By Gary Macy

As the November elections approach, it might be well to recall how difficult was the struggle of many people in the United States to be fully accepted citizens. Catholics were subject to the prejudice that haunted (and still haunts) so many groups. Here, for example, is part of the secret oath taken by members of the American Protective Association in 1893: “I furthermore promise and swear that I will not countenance the nomination, in any caucus or convention, of a Roman Catholic for any office in the gift of the American people, and that I will not vote for, or counsel others to vote for, any Roman Catholic, but will vote only for a Protestant, so far as may lie in my power. Should there be two Roman Catholics on opposite tickets, I will erase the name on the ticket I vote; that I will at all times endeavor to place the political positions of this government in the hands of Protestants, to the entire exclusion of the Roman Catholic church, of its members thereof, and the mandate of the pope.” Oh, and for good measure, the oath also declares, “I will not employ a Roman Catholic in any capacity if I can procure the services of a Protestant.” There is a real incentive here to vote, if only to justify the fight of our predecessors against such venom.

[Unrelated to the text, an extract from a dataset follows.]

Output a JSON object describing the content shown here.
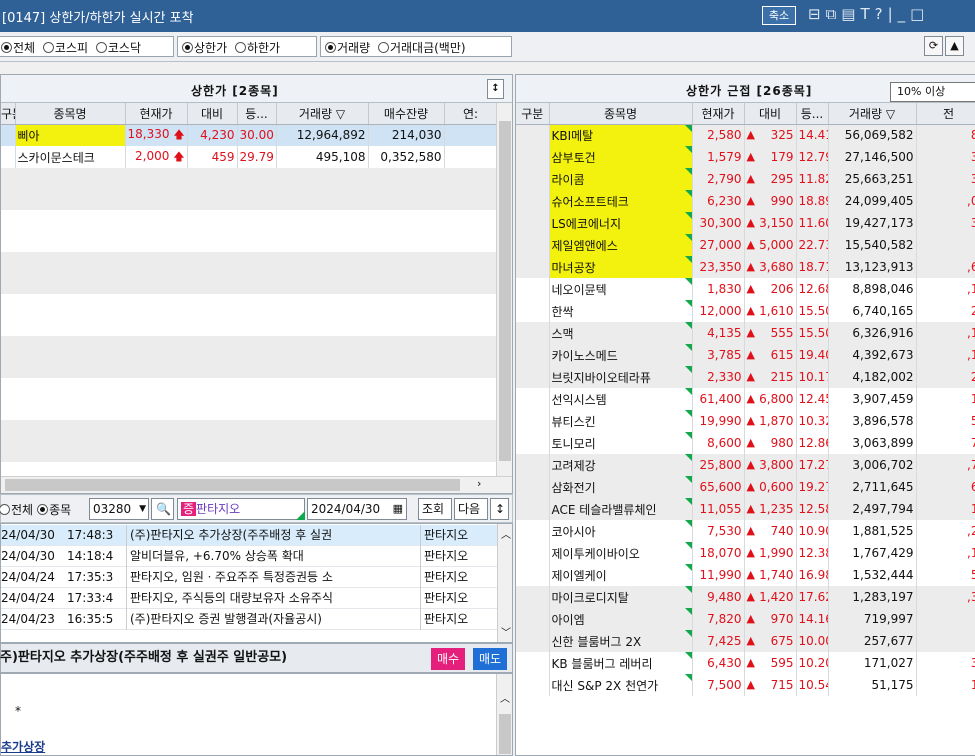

Gary Macy is a theology professor at the University of San Diego. His e-mail address is macy@pwa.acusd.edu

National Catholic Reporter, November 3, 2000